INSTRUCTIONS FOR THE TASK:
The pictures do not belong in the copy. Restate all of the records word for word.

SUPPLIED MATERIAL:
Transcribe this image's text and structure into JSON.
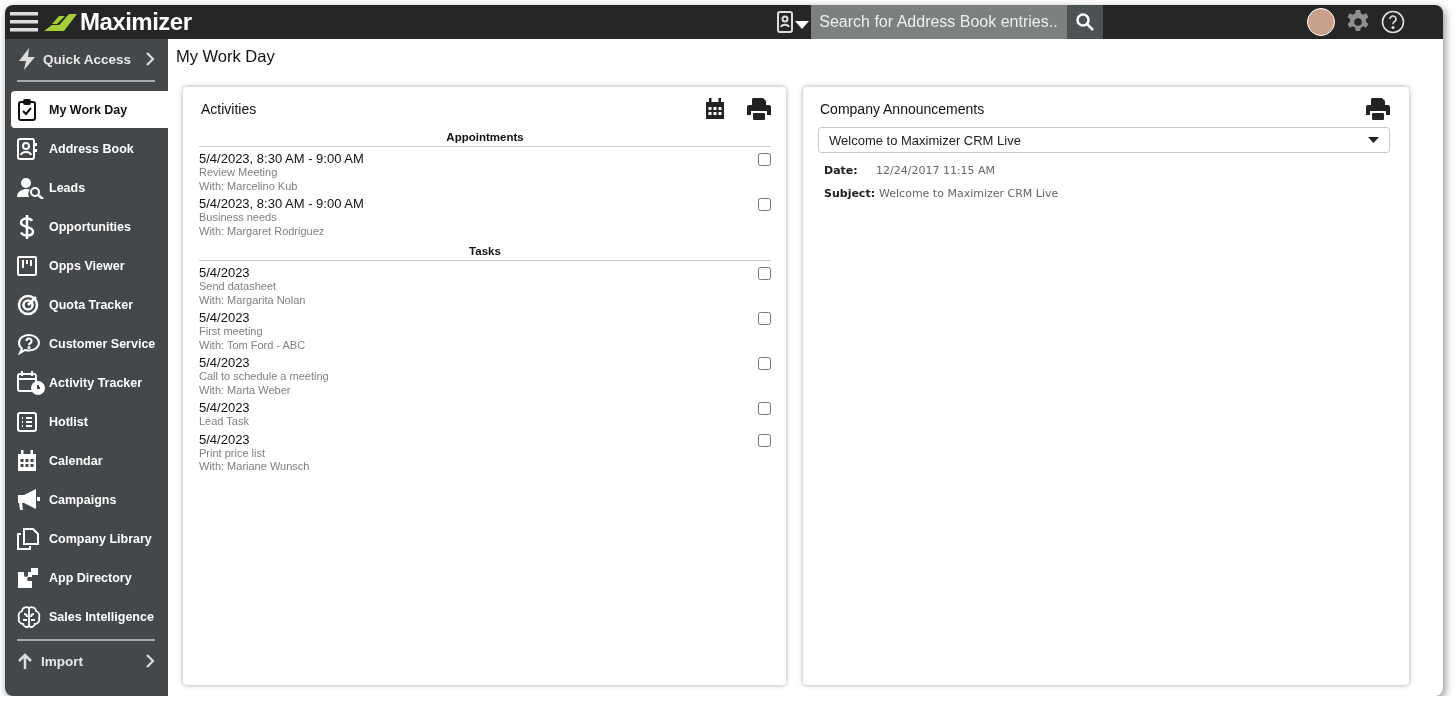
{
  "topbar": {
    "brand": "Maximizer",
    "search": {
      "placeholder": "Search for Address Book entries..."
    }
  },
  "sidebar": {
    "quick_access": "Quick Access",
    "items": [
      {
        "label": "My Work Day",
        "selected": true
      },
      {
        "label": "Address Book",
        "selected": false
      },
      {
        "label": "Leads",
        "selected": false
      },
      {
        "label": "Opportunities",
        "selected": false
      },
      {
        "label": "Opps Viewer",
        "selected": false
      },
      {
        "label": "Quota Tracker",
        "selected": false
      },
      {
        "label": "Customer Service",
        "selected": false
      },
      {
        "label": "Activity Tracker",
        "selected": false
      },
      {
        "label": "Hotlist",
        "selected": false
      },
      {
        "label": "Calendar",
        "selected": false
      },
      {
        "label": "Campaigns",
        "selected": false
      },
      {
        "label": "Company Library",
        "selected": false
      },
      {
        "label": "App Directory",
        "selected": false
      },
      {
        "label": "Sales Intelligence",
        "selected": false
      }
    ],
    "footer_item": "Import"
  },
  "page_title": "My Work Day",
  "activities": {
    "title": "Activities",
    "sections": [
      {
        "heading": "Appointments",
        "items": [
          {
            "when": "5/4/2023, 8:30 AM - 9:00 AM",
            "subject": "Review Meeting",
            "with": "With: Marcelino Kub",
            "checked": false
          },
          {
            "when": "5/4/2023, 8:30 AM - 9:00 AM",
            "subject": "Business needs",
            "with": "With: Margaret Rodriguez",
            "checked": false
          }
        ]
      },
      {
        "heading": "Tasks",
        "items": [
          {
            "when": "5/4/2023",
            "subject": "Send datasheet",
            "with": "With: Margarita Nolan",
            "checked": false
          },
          {
            "when": "5/4/2023",
            "subject": "First meeting",
            "with": "With: Tom Ford - ABC",
            "checked": false
          },
          {
            "when": "5/4/2023",
            "subject": "Call to schedule a meeting",
            "with": "With: Marta Weber",
            "checked": false
          },
          {
            "when": "5/4/2023",
            "subject": "Lead Task",
            "checked": false
          },
          {
            "when": "5/4/2023",
            "subject": "Print price list",
            "with": "With: Mariane Wunsch",
            "checked": false
          }
        ]
      }
    ]
  },
  "announcements": {
    "title": "Company Announcements",
    "selected": "Welcome to Maximizer CRM Live",
    "date_label": "Date:",
    "date": "12/24/2017 11:15 AM",
    "subject_label": "Subject:",
    "subject": "Welcome to Maximizer CRM Live"
  }
}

RESPONSE BOX:
Transcribe this image's text and structure into JSON.
{
  "topbar": {
    "brand": "Maximizer",
    "search": {
      "placeholder": "Search for Address Book entries..."
    }
  },
  "sidebar": {
    "quick_access": "Quick Access",
    "items": [
      {
        "label": "My Work Day",
        "selected": true
      },
      {
        "label": "Address Book",
        "selected": false
      },
      {
        "label": "Leads",
        "selected": false
      },
      {
        "label": "Opportunities",
        "selected": false
      },
      {
        "label": "Opps Viewer",
        "selected": false
      },
      {
        "label": "Quota Tracker",
        "selected": false
      },
      {
        "label": "Customer Service",
        "selected": false
      },
      {
        "label": "Activity Tracker",
        "selected": false
      },
      {
        "label": "Hotlist",
        "selected": false
      },
      {
        "label": "Calendar",
        "selected": false
      },
      {
        "label": "Campaigns",
        "selected": false
      },
      {
        "label": "Company Library",
        "selected": false
      },
      {
        "label": "App Directory",
        "selected": false
      },
      {
        "label": "Sales Intelligence",
        "selected": false
      }
    ],
    "footer_item": "Import"
  },
  "page_title": "My Work Day",
  "activities": {
    "title": "Activities",
    "sections": [
      {
        "heading": "Appointments",
        "items": [
          {
            "when": "5/4/2023, 8:30 AM - 9:00 AM",
            "subject": "Review Meeting",
            "with": "With: Marcelino Kub",
            "checked": false
          },
          {
            "when": "5/4/2023, 8:30 AM - 9:00 AM",
            "subject": "Business needs",
            "with": "With: Margaret Rodriguez",
            "checked": false
          }
        ]
      },
      {
        "heading": "Tasks",
        "items": [
          {
            "when": "5/4/2023",
            "subject": "Send datasheet",
            "with": "With: Margarita Nolan",
            "checked": false
          },
          {
            "when": "5/4/2023",
            "subject": "First meeting",
            "with": "With: Tom Ford - ABC",
            "checked": false
          },
          {
            "when": "5/4/2023",
            "subject": "Call to schedule a meeting",
            "with": "With: Marta Weber",
            "checked": false
          },
          {
            "when": "5/4/2023",
            "subject": "Lead Task",
            "checked": false
          },
          {
            "when": "5/4/2023",
            "subject": "Print price list",
            "with": "With: Mariane Wunsch",
            "checked": false
          }
        ]
      }
    ]
  },
  "announcements": {
    "title": "Company Announcements",
    "selected": "Welcome to Maximizer CRM Live",
    "date_label": "Date:",
    "date": "12/24/2017 11:15 AM",
    "subject_label": "Subject:",
    "subject": "Welcome to Maximizer CRM Live"
  }
}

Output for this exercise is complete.